As anger melted to conscious thoughts; as the situation continued to unfold, I began to contemplate it all more profoundly.  While a friend helped me squeeze out the BBs, which were well beneath my epidermis, I realized it was more serious than I had believed.  When she confronted the kid’s mom and family who reluctantly came out of the house, I began to see myself as a small actor on a large stage.  When I biked home, was met by my wife, granddaughter, son and fiance, I realized how different this moment could have been.

I have had to wait this long to write to begin to know what I really even think and feel; what is shock and what is idealistic thinking?  How do I communicate this experience in a way that is honest, both to me and to my community?  I have committed myself to communicating truthfully about my life, my family, and my neighborhood.  I am committed to seeking and promoting the “Beloved Community” but does my commitment change with copper BB’s being coaxed from beneath my skin?

Just a few weeks ago I was writing to challenge neighbors on Facebook to focus on the good and not the bad in our Northside. How does that work when I feel victimized?

Hennepin Co. Juvenile CourtTwo weeks after our first meeting I was again face to face with the child who shot me.  It was a moment of closure as I gave my victim statement in court and the young perpetrator sat across the room.  I could not hate him, his actions were not caused by malice deserving of hate, but by conditions beyond my comprehension.  Yet I respect him too much to pity him.  I am hopeful that he may, as the judge said to him, “get on a different path before it is too late.”

And me?  I’m just glad to be here.  I’m thankful for each day, and I’ve renewed my resolve to be a neighbor who fulfills my role in helping build the beloved community.

Next: Shot in the Back Part 2 (How it Went Down)

6 thoughts on “Shot in the Back: Part 1 (Just Glad to be Here)”

  1. I think when we step into ‘the abyss’ where darkness reigns; where we lose our sense of “up and down”; where we aren’t sure whether to scream, what to scream, or if a scream could be heard; where all seems broken but there is no ground to stand on; where suddenly all that gives a sense of identity, place, how to be, what to do, etc. disappears; when we have no sense if/how the Gospel might be manifested; when there is no right answer; or any answer at all; then, maybe, we are getting closer to ‘standing in the gap’ .

    It is the most dangerous and lonely place. And the only safe place.

    I appreciate your thanksgiving; of making the space to receive the flipside of this sin-filled world: i.e. grace.

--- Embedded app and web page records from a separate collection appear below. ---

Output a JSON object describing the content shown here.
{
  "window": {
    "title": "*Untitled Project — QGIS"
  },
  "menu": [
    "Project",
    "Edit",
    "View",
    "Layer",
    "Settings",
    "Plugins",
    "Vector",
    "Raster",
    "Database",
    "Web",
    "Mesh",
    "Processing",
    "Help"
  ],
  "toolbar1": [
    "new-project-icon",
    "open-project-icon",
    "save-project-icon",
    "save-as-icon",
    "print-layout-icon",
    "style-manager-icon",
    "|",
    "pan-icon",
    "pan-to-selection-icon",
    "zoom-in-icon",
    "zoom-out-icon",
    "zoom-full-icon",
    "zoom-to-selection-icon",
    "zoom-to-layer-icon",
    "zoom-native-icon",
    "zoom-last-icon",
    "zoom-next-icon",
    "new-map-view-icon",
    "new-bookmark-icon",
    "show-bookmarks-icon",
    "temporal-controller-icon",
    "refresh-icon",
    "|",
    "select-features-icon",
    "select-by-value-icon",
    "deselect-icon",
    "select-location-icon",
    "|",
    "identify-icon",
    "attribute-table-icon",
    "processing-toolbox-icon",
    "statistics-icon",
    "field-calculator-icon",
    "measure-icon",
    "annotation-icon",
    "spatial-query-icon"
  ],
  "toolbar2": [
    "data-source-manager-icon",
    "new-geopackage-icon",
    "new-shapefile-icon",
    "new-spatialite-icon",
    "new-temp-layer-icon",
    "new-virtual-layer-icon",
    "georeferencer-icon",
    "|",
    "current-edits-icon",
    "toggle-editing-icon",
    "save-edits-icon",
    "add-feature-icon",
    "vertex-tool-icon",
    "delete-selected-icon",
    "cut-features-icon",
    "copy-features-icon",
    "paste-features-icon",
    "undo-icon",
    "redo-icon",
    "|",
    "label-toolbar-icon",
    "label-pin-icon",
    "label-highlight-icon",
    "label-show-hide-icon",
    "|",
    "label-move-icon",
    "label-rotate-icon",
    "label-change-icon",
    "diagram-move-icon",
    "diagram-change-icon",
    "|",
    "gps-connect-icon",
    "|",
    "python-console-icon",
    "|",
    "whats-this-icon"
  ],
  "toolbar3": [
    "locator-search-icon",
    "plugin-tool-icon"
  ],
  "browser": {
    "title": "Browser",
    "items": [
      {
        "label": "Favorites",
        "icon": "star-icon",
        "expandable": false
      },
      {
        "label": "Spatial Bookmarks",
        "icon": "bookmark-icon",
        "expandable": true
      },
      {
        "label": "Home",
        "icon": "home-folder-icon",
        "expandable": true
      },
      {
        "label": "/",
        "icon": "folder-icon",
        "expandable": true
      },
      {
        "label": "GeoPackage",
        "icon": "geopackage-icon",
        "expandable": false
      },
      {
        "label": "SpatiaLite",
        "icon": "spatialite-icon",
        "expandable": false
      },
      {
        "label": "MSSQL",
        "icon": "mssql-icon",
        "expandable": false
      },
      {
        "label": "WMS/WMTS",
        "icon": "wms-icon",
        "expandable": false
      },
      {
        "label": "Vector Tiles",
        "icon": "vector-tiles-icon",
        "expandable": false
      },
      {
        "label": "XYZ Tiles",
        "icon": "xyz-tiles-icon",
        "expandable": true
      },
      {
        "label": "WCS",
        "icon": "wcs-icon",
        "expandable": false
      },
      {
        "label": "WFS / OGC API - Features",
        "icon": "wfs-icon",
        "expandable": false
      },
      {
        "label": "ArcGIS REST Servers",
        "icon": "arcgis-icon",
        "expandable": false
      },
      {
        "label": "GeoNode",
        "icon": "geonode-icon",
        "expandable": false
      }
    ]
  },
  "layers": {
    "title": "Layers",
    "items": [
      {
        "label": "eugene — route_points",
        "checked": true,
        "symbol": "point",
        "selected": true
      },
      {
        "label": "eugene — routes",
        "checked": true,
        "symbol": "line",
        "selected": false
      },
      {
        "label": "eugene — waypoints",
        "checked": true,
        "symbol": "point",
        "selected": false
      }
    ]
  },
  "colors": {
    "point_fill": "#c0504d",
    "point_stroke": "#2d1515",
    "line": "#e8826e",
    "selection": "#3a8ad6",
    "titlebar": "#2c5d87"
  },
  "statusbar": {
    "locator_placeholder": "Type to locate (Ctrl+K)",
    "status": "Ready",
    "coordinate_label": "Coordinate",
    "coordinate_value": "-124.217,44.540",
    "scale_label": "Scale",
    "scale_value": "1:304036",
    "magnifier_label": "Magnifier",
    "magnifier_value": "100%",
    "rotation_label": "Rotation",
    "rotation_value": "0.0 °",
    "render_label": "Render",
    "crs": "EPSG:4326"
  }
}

    You have decided to stand with and stand for peoples who live in the abyss and usually suspect those who ought come to their aid are the very people who put them there. Their desperate calls to 911 are not answered.

    We don’t have clear vision of the abyss nor of the grace that enables us to be there. There is no way ultimately to make rational sense of the abyss. But God will make clear in our hearts, when it is needed, that His grace is present and sufficient.

    Thanks so much for posting.

  2. Wow Marque, this had to be a really hard post to write. And I appreciate that your heart has not been hardened towards the very people that you are trying to do community with after this incident. Its a hard road that we have to travel sometimes, and I see you navigating the tension between wanting to make excuses for this kind of behavior and vilifying the perpetrator of this act. You navigate it well!

Leave a Reply

Fill in your details below or click an icon to log in: Logo

You are commenting using your account. Log Out /  Change )

Google photo

You are commenting using your Google account. Log Out /  Change )

Twitter picture

You are commenting using your Twitter account. Log Out /  Change )

Facebook photo

You are commenting using your Facebook account. Log Out /  Change )

Connecting to %s